Every entry below should be returned exactly as it appears, with pictures left out.

Data shown »
▽
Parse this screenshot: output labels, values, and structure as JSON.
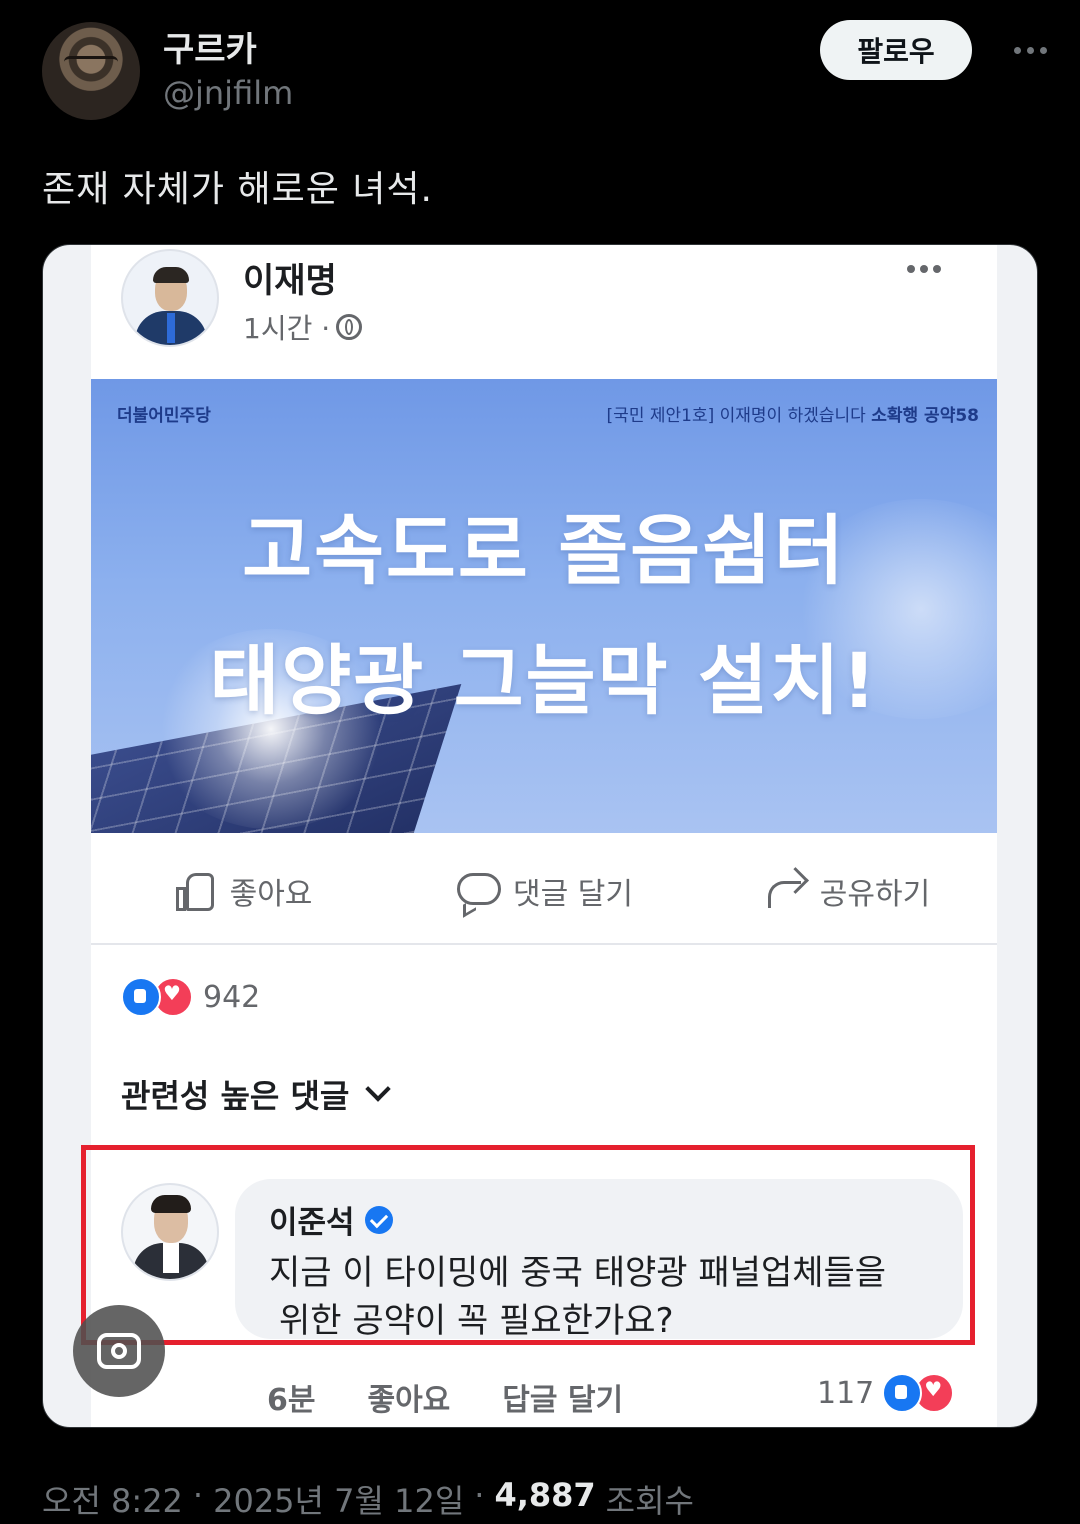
{
  "tweet": {
    "author_name": "구르카",
    "author_handle": "@jnjfilm",
    "follow_label": "팔로우",
    "text": "존재 자체가 해로운 녀석.",
    "time": "오전 8:22",
    "sep1": "·",
    "date": "2025년 7월 12일",
    "sep2": "·",
    "views_count": "4,887",
    "views_label": "조회수"
  },
  "fb_post": {
    "author_name": "이재명",
    "time": "1시간 ·",
    "banner": {
      "party": "더불어민주당",
      "tag_prefix": "[국민 제안1호] 이재명이 하겠습니다",
      "tag_bold": "소확행 공약58",
      "title_line1": "고속도로 졸음쉼터",
      "title_line2": "태양광 그늘막 설치!"
    },
    "actions": {
      "like": "좋아요",
      "comment": "댓글 달기",
      "share": "공유하기"
    },
    "reaction_count": "942",
    "sort_label": "관련성 높은 댓글",
    "comment": {
      "author": "이준석",
      "line1": "지금 이 타이밍에 중국 태양광 패널업체들을",
      "line2": "위한 공약이 꼭 필요한가요?",
      "time": "6분",
      "like_label": "좋아요",
      "reply_label": "답글 달기",
      "reaction_count": "117"
    }
  },
  "colors": {
    "background": "#000000",
    "fb_blue": "#1877f2",
    "love_red": "#f33e58",
    "highlight_red": "#e5202e"
  }
}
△
Result of this exercise »
Parse this screenshot: output labels, values, and structure as JSON.
{
  "tweet": {
    "author_name": "구르카",
    "author_handle": "@jnjfilm",
    "follow_label": "팔로우",
    "text": "존재 자체가 해로운 녀석.",
    "time": "오전 8:22",
    "sep1": "·",
    "date": "2025년 7월 12일",
    "sep2": "·",
    "views_count": "4,887",
    "views_label": "조회수"
  },
  "fb_post": {
    "author_name": "이재명",
    "time": "1시간 ·",
    "banner": {
      "party": "더불어민주당",
      "tag_prefix": "[국민 제안1호] 이재명이 하겠습니다",
      "tag_bold": "소확행 공약58",
      "title_line1": "고속도로 졸음쉼터",
      "title_line2": "태양광 그늘막 설치!"
    },
    "actions": {
      "like": "좋아요",
      "comment": "댓글 달기",
      "share": "공유하기"
    },
    "reaction_count": "942",
    "sort_label": "관련성 높은 댓글",
    "comment": {
      "author": "이준석",
      "line1": "지금 이 타이밍에 중국 태양광 패널업체들을",
      "line2": "위한 공약이 꼭 필요한가요?",
      "time": "6분",
      "like_label": "좋아요",
      "reply_label": "답글 달기",
      "reaction_count": "117"
    }
  },
  "colors": {
    "background": "#000000",
    "fb_blue": "#1877f2",
    "love_red": "#f33e58",
    "highlight_red": "#e5202e"
  }
}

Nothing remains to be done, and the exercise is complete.